(Stored items)
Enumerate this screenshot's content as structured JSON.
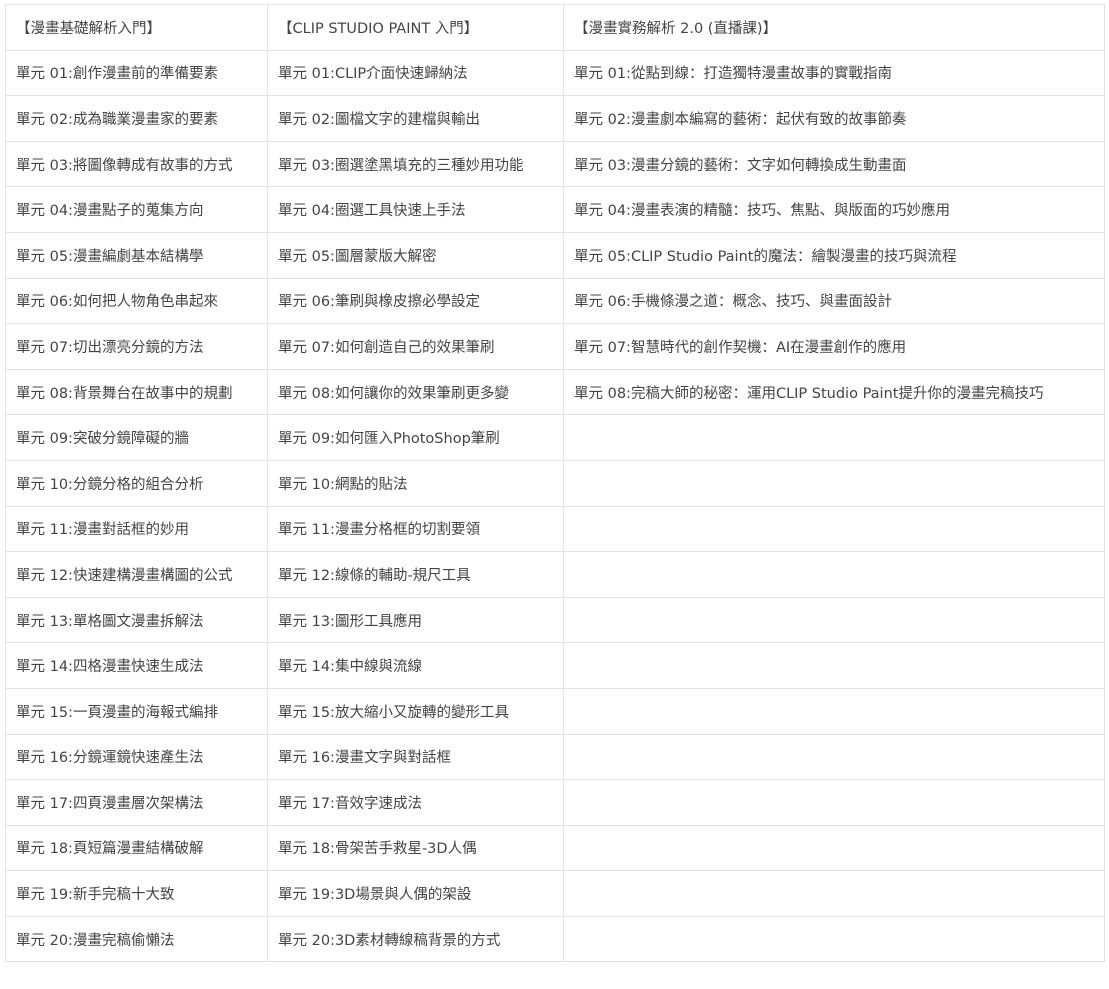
{
  "columns": [
    {
      "header": "【漫畫基礎解析入門】",
      "units": [
        "單元 01:創作漫畫前的準備要素",
        "單元 02:成為職業漫畫家的要素",
        "單元 03:將圖像轉成有故事的方式",
        "單元 04:漫畫點子的蒐集方向",
        "單元 05:漫畫編劇基本結構學",
        "單元 06:如何把人物角色串起來",
        "單元 07:切出漂亮分鏡的方法",
        "單元 08:背景舞台在故事中的規劃",
        "單元 09:突破分鏡障礙的牆",
        "單元 10:分鏡分格的組合分析",
        "單元 11:漫畫對話框的妙用",
        "單元 12:快速建構漫畫構圖的公式",
        "單元 13:單格圖文漫畫拆解法",
        "單元 14:四格漫畫快速生成法",
        "單元 15:一頁漫畫的海報式編排",
        "單元 16:分鏡運鏡快速產生法",
        "單元 17:四頁漫畫層次架構法",
        "單元 18:頁短篇漫畫結構破解",
        "單元 19:新手完稿十大致",
        "單元 20:漫畫完稿偷懶法"
      ]
    },
    {
      "header": "【CLIP STUDIO PAINT 入門】",
      "units": [
        "單元 01:CLIP介面快速歸納法",
        "單元 02:圖檔文字的建檔與輸出",
        "單元 03:圈選塗黑填充的三種妙用功能",
        "單元 04:圈選工具快速上手法",
        "單元 05:圖層蒙版大解密",
        "單元 06:筆刷與橡皮擦必學設定",
        "單元 07:如何創造自己的效果筆刷",
        "單元 08:如何讓你的效果筆刷更多變",
        "單元 09:如何匯入PhotoShop筆刷",
        "單元 10:網點的貼法",
        "單元 11:漫畫分格框的切割要領",
        "單元 12:線條的輔助-規尺工具",
        "單元 13:圖形工具應用",
        "單元 14:集中線與流線",
        "單元 15:放大縮小又旋轉的變形工具",
        "單元 16:漫畫文字與對話框",
        "單元 17:音效字速成法",
        "單元 18:骨架苦手救星-3D人偶",
        "單元 19:3D場景與人偶的架設",
        "單元 20:3D素材轉線稿背景的方式"
      ]
    },
    {
      "header": "【漫畫實務解析 2.0 (直播課)】",
      "units": [
        "單元 01:從點到線：打造獨特漫畫故事的實戰指南",
        "單元 02:漫畫劇本編寫的藝術：起伏有致的故事節奏",
        "單元 03:漫畫分鏡的藝術：文字如何轉換成生動畫面",
        "單元 04:漫畫表演的精髓：技巧、焦點、與版面的巧妙應用",
        "單元 05:CLIP Studio Paint的魔法：繪製漫畫的技巧與流程",
        "單元 06:手機條漫之道：概念、技巧、與畫面設計",
        "單元 07:智慧時代的創作契機：AI在漫畫創作的應用",
        "單元 08:完稿大師的秘密：運用CLIP Studio Paint提升你的漫畫完稿技巧"
      ]
    }
  ]
}
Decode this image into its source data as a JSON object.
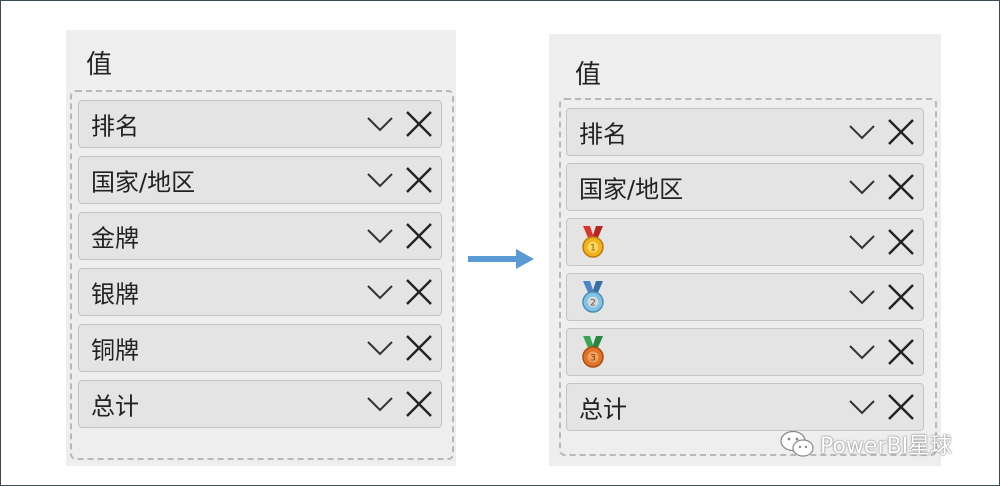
{
  "left_panel": {
    "title": "值",
    "fields": [
      {
        "label": "排名"
      },
      {
        "label": "国家/地区"
      },
      {
        "label": "金牌"
      },
      {
        "label": "银牌"
      },
      {
        "label": "铜牌"
      },
      {
        "label": "总计"
      }
    ]
  },
  "right_panel": {
    "title": "值",
    "fields": [
      {
        "label": "排名",
        "icon": ""
      },
      {
        "label": "国家/地区",
        "icon": ""
      },
      {
        "label": "",
        "icon": "gold-medal-icon"
      },
      {
        "label": "",
        "icon": "silver-medal-icon"
      },
      {
        "label": "",
        "icon": "bronze-medal-icon"
      },
      {
        "label": "总计",
        "icon": ""
      }
    ]
  },
  "arrow": {
    "color": "#5b9bd5"
  },
  "watermark": {
    "text": "PowerBI星球"
  },
  "colors": {
    "panel_bg": "#eeeeee",
    "field_bg": "#e4e4e4",
    "gold": "#f2b21c",
    "silver": "#7fc3e6",
    "bronze": "#e2742a",
    "ribbon_red": "#d9362b",
    "ribbon_blue": "#4a86c5",
    "ribbon_green": "#3aa655"
  }
}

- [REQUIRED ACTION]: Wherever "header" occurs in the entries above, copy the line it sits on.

- [ANSWER]:
      "header": "【漫畫基礎解析入門】",
      "header": "【CLIP STUDIO PAINT 入門】",
      "header": "【漫畫實務解析 2.0 (直播課)】",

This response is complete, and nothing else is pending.